Having all these capabilities in one location, Rhodes said, will allow for tenants both easier access to on-site facilities, such as a secure space, control space, auditorium and break-out rooms, and greater opportunity to share information and learn from one another.
Advisory councils, security operations centers, and industry incubators have in recent months becoming popular projects in state and city technology portfolios, but most of these focus one just one component of cybersecurity, selecting to focus on training, operations, economic development, or research. Georgia's facility is uniquely ambitious in that it combines them all.
And with so many partners and allies nearby — U.S. Army Cyber Command, the Georgia National Guard, and the Georgia Department of Energy, just to name a few — the center will serve as a regional hub for cybersecurity resources, Rhodes said.
For law enforcement, the center will mean some relief for a heavy workload. The Georgia Bureau of Investigation will be able to double the size of its Cyber Crime Unit, GBI Director Vernon Keenan told StateScoop.
The GBI's investigative unit specializes in child sex trafficking and child pornography cases. When there are computer intrusions unrelated to this specialization, the unit makes a basic determination of what happened and then passes the case onto another entity, Keenan said.
The investigators don't have the resources to do it all themselves, he said, but that will change when the center opens next year and they begin investigating a broader array of crimes.

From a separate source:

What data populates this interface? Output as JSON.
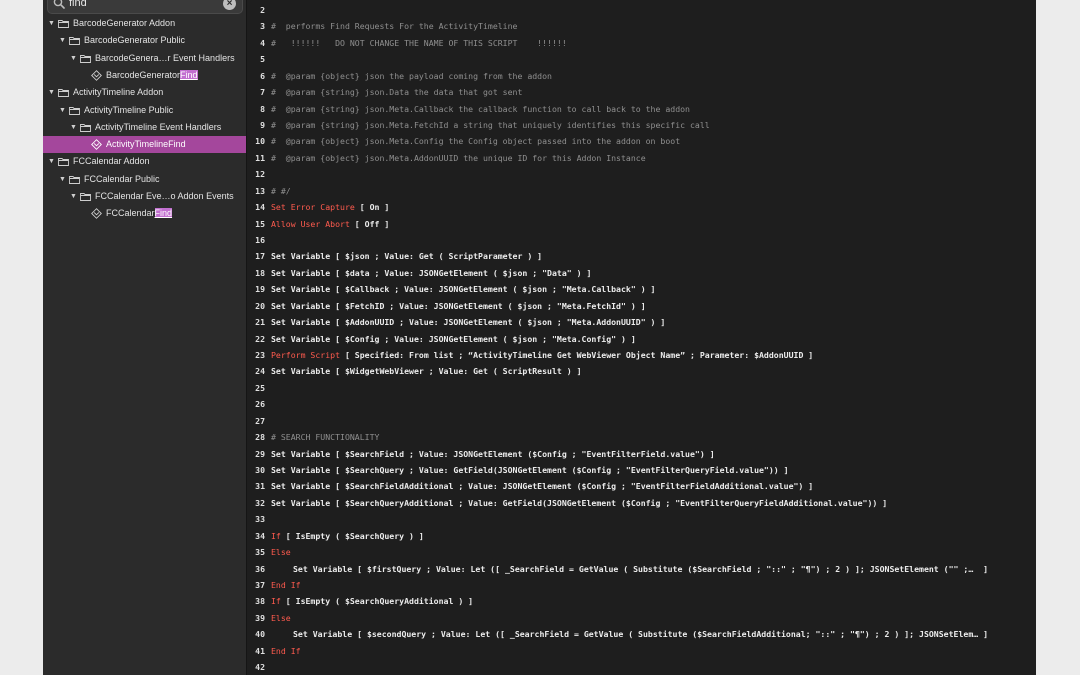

The precise extent of child sex trafficking and child pornography — crimes that go hand in hand — is unknown, Keenan said, because they are surrounded in such secrecy. But in Georgia, both are rampant. A 2014 study commissioned by the U.S. Department of Justice identified the state's capital of Atlanta as the most active hub for sex trafficking of eight major U.S. cities studied, and by a wide margin. By 2007, Atlanta's sex trafficking trade had grown to an estimated $290 million, more than its illegal gun and drug trade combined. Keenan cited the city's international airport, interstate highway system, and frequent large events as major attractions for sex traffickers that have turned the region into a still-growing center for one of the world's most reviled crimes.
He welcomed the expanded capacity the facility will give his unit.
"This will be an actual operational unit that will investigate cases real-time," Keenan said. "By being in the center, it allows us to have a relationship with private industry and with other government agencies that have expertise in many of these areas. If we have new computer equipment or a new cell phone and we have a court order to download the information but it's encrypted and we're unable to do that, now we'll be able to go to another federal agency or private industry and ask for their assistance in complying with the court order."
The center also will create new opportunities for internships, he said, noting that one-third of the unit's current criminal investigators came through its internship program.
To further its reach, the GBI also operates a fellowship program with more than 220 law enforcement agencies throughout the state, training officers on how to investigate child sex trafficking and child pornography cases. That program will be replicated within the center, he said.
Planning all of the building's possible tenants from the beginning is enabling partnerships and operations that might not have been possible if it had been done after the facility was built. Rhodes had to plan for special rooms for the GBI, Keenan said, that can provide the secure environment and technical requirements that his unit needs.
Cybersecurity companies located in the building are expected to have an easier time getting government agencies to beta test their technology. And federal cybercrime agencies are excited with the prospect of having an operational investigative unit in the center, Keenan said.
"I think this may be the only one in the country that we're aware of where you actually have a law enforcement operation where we'll be working real cases," he said. "It's a great opportunity."